The National No One is Talking AboutPosted on April 23, 2014 by Ben Bruno
The disappointing end to the 2013 season for the Nationals led to numerous questions, including the role of Rafael Soriano, specifically, if he would remain the team's closer. Soriano recorded 43 saves in 2013, but he was inconsistent and not the dominant strikeout pitcher we were used to seeing, posting a career low 6.9 strikeouts per nine innings pitched. Many fans called for him to be removed from the closer role and allow Tyler Clippard or Drew Storen to take over in 2014. That did not happen - much to the chagrin of many fans - and Soriano entered this season in his customary role as closer. Through the team's first 21 games, Soriano has made eight appearances and is off to a great start, yet not much is being said about him. This is likely due to the mediocre play of the Nats as a whole, including their slow starts to games and leading the league in errors, dominating headlines, but Soriano's pitching - so far - deserves to be talked about.
Soriano has appeared in eight games this season, pitching an inning each time. In his eight innings of work, he's given up six hits, no runs (earned or unearned), one walk, and eleven strikeouts. He's only made one appearance in which he's failed to strike anyone out, leading to a strikeouts per nine rate of 12.38 (he has a K% of 36.7 if you prefer that stat), which is great to see, considering this number was so low last season. His WAR is already at 0.5, after being 0.9 for all of last season. (For reference, a WAR of 5.0 is the best a relief pitcher has posted in the "closer era", since 1988.) He hasn't given up more than two hits in any appearance and has only given up one hit over his last five, including none in his last three, in which he recorded two saves and a win. Also, just an interesting note, he has made one appearance this season with the Nats trailing, something he was not asked to do a single time in 2013.
These numbers are great so far, but they've come over just eight innings pitched. Still, it's good to see Soriano get off to a good start, especially with questions surrounding him in the off-season about his role as closer, and his poor start to the 2013 season. (Through 8 IP last year, he gave up four runs and had a blown save.) The Nats are not putting Soriano in save situations often this season, but when they are, he has yet to fail to do his job. He has pitched great even in non-save situations as well, which can often be troubling for closers, as they are not accustomed to pitching in these situations.

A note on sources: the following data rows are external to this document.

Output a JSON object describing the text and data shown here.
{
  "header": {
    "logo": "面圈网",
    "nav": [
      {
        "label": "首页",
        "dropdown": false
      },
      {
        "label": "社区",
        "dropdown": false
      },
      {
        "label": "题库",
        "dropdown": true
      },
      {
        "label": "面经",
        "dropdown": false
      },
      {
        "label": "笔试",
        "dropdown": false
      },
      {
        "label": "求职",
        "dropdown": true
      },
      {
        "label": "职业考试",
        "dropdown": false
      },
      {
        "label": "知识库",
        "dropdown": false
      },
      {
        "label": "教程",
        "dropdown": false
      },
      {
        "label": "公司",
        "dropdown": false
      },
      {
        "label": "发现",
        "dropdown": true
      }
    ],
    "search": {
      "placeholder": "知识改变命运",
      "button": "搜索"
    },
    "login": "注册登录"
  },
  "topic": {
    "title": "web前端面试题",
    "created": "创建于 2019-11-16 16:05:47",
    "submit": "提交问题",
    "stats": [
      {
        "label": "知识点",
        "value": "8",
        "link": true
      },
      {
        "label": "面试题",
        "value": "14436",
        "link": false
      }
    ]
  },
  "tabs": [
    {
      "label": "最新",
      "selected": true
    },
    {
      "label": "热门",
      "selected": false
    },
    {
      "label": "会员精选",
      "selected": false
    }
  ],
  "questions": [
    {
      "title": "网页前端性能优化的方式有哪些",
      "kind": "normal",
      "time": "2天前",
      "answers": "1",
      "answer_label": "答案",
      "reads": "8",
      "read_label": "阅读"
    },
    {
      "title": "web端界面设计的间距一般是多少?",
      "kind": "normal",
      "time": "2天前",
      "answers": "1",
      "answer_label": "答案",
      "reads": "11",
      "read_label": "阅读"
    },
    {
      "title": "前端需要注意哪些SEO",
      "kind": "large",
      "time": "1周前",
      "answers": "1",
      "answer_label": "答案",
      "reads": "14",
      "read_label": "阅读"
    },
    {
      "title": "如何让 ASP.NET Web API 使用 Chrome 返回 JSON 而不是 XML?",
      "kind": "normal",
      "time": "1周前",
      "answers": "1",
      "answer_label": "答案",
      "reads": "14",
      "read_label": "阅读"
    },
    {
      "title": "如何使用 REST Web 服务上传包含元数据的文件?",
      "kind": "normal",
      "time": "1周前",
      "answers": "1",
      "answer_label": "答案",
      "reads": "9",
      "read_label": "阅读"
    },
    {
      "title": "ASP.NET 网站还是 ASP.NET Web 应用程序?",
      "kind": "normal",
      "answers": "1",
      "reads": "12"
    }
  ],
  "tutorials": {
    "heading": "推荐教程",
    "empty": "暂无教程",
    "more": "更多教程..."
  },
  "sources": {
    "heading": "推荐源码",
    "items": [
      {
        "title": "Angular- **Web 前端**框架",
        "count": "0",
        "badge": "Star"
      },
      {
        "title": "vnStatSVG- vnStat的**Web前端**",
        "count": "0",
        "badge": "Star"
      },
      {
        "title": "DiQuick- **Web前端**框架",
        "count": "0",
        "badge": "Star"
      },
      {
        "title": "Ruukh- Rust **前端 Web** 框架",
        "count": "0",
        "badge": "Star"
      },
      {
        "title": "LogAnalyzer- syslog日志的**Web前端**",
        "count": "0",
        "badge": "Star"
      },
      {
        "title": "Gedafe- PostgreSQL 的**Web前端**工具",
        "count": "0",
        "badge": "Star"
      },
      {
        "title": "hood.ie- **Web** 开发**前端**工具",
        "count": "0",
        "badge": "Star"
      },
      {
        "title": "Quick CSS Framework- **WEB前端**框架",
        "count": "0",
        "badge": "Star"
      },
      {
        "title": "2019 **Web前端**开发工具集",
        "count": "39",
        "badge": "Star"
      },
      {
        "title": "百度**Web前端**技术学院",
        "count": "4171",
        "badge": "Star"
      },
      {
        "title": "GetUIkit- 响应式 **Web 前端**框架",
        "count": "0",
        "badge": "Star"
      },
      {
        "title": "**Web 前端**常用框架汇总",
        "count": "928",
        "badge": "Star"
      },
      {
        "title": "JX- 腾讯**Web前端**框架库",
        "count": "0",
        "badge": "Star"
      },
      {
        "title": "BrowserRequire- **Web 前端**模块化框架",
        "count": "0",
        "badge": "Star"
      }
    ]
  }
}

While the save is basically a meaningless stat (that's a topic for another blog), it's nice to see the Nats' closer being able to record them when called upon and providing the bullpen with some stability, especially during a stretch when Clippard has been shaky. Maybe closers are like umpires, and kickers in football, in that if they're doing their job, you don't hear about them. I'm guessing Soriano doesn't mind not getting attention, but his pitching so far this season deserves some.